• NAACP Founded

    The National Association for the Advancement of Colored People is founded in New York by prominent black and white intellectuals and led by W.E.B. Du Bois. For the next half century, it would serve as the country's most influential African-American civil rights organization, dedicated to political equality and social justice.
  • NAACP 1920 Annual Confrence

    Annual NAACP confrence held in Atlanta, an active KKK area, showing violence and intimidation would have no impact on the organization. Attempting to abolish lynching, segregation, and Jim Crow laws, and obtaining equal education, industrial opportunities, and voting rights.
  • CORE

    Congress of Racial Equality (CORE) founded to fight for civil rights using nonviolent, direct-action protests
  • U.S. Military

    President Harry Truman ends segregation in the U.S. military.
  • Rosa Parks

    Rosa Parks refuses to give up her seat at the front of the "colored section" of a bus to a white passenger . In response to her arrest Montgomery's black community launch a successful year-long bus boycott.
  • SCLC

    The Southern Christian Leadership Conference (SCLC), a civil rights group founded to coordinate localized southern efforts to fight for civil rights.
  • Little Rock Nine

    Nine black students are blocked from entering the school. U.S. troops are called to intervene on behalf of the students
  • Greensboro Four

    Four black students in Greensboro, North Carolina, begin a sit-in at a segregated Woolworth's lunch counter. Six months later the "Greensboro Four" are served lunch at the same Woolworth's counter.
  • Civil Rights Act of 1964

    Outlawed major forms of discrimination against blacks and women, including racial segregation. It ended unequal application of voter registration requirements and racial segregation in schools, at the workplace and by facilities that served the general public
  • Voting Rights Act of 1965

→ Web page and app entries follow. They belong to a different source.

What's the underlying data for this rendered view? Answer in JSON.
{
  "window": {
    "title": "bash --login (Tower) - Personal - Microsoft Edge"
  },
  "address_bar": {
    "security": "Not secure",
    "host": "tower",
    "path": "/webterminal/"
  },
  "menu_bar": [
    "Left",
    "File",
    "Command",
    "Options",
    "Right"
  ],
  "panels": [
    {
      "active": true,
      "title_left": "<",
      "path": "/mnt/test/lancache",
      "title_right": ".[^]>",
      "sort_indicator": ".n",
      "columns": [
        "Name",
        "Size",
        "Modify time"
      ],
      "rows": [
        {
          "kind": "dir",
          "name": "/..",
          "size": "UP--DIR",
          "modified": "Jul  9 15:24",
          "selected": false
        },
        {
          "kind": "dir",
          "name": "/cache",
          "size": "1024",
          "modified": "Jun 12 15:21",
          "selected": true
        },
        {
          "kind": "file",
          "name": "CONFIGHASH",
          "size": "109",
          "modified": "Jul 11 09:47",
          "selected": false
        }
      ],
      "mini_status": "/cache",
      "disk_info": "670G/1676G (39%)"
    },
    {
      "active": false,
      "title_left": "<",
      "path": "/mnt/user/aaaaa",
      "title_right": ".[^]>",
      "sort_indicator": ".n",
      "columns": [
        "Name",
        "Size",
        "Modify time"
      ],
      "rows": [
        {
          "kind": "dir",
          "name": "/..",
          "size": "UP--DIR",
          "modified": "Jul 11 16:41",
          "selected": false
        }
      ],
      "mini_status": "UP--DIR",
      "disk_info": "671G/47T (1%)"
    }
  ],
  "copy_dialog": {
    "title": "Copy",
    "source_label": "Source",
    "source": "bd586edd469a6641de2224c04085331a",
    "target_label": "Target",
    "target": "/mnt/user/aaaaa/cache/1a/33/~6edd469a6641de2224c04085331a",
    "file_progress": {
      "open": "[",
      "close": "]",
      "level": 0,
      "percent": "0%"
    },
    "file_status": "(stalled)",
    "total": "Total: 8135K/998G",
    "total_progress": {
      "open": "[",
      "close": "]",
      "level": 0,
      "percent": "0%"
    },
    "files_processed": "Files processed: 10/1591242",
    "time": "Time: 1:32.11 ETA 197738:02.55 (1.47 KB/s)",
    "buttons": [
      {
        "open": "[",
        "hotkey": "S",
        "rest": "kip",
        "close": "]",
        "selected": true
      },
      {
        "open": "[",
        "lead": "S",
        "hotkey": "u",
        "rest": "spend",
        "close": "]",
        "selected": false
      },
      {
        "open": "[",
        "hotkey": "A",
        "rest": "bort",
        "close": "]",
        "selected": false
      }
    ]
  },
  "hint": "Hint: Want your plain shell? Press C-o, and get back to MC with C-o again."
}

    Prohibited states from imposing any voting qualification or prerequisite to voting, or standard, practice, or procedure to deny or abridge the right of any citizen of the United States to vote on account of race or color.